Cissie Graham Lynch, daughter of Franklin Graham, began battling an eating disorder in high school. It’s a story she first shared about 10 years ago, but it continues to encourage many who find themselves in the same situation.
“… Just as the Son of Man did not come to be served, but to serve, and to give his life as a ransom for many.” —Matthew 20:28
It used to hold me captive. It was the first thing I thought of in the morning and the last thing I thought of before falling asleep. I was a prisoner in my own skin. I hated myself. I hated the person I saw looking back at me in the mirror. It became my secret.
I remember the first time I noticed my weight. It was the week before going into my junior year of high school. We had just started volleyball practice, and one of my friends came back from summer break after a noticeable amount of weight loss. She looked gorgeous. But it just wasn’t her weight loss I noticed. It was the positive and negative attention she received—positive from people who thought she looked great and negative from the girls who were jealous and people who shared real concerns.

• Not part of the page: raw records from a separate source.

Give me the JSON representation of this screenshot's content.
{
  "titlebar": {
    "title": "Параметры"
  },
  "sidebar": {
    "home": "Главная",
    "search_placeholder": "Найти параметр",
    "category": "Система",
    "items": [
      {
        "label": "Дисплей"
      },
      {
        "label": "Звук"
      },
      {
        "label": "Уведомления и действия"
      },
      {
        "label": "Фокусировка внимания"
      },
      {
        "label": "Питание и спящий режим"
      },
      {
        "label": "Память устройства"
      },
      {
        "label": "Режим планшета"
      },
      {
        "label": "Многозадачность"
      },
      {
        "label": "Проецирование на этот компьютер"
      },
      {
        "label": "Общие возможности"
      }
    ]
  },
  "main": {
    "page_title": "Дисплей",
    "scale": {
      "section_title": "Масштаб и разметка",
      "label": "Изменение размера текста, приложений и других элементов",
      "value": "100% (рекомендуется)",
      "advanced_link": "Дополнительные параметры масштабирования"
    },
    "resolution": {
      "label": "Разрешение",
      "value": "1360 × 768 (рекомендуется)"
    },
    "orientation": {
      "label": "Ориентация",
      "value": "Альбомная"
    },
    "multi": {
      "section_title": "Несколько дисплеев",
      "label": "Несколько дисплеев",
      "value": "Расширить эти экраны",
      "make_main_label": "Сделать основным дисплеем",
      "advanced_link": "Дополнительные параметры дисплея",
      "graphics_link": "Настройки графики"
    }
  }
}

And that is when my eating disorder and addiction began. Three years of misery. It first started with just a small diet, then diet pills, and then laxatives. Every night I went to bed angry that I allowed myself to eat too much during the course of the day. And since I didn’t think I could control my eating habits, I turned to laxatives.
I had pills hidden in my car, in my locker, in my purse, in my closet, in my backpack, and anywhere else I thought necessary. Many days I took up to eight pills.
Many nights I cried myself asleep. I was angry because of what I ate, and cried because of the bondage it had over me. I wanted to be set free. I prayed countless nights, “Lord please allow me to see myself through your eyes and not my own.” Over and over again I prayed.
For some of us, over-managing weight is about control, for some looks, for some depression, and for some attention. But all of those reasons are selfish.
I prayed for three years for the Lord to heal me. I guess I expected an overnight miracle, but those rarely exist in these situations.
I honestly can’t tell you a particular day when I was completely set free. Healing was definitely a process.
I took a semester off to work in an orphanage in Thailand, and during my time there I realized I was no longer thinking of myself first thing in the morning or last thing at night. I was there to serve others, but most importantly I was serving the Lord. My days were filled with His word and His promises.
Being flooded with God’s Word was the only tool that could pull me out of my pit.
When I decided to serve Him wholeheartedly before serving myself, He gave me the desires of my heart.
“Delight yourself in the Lord and He will give you the desires of your heart.” —Psalm 37:4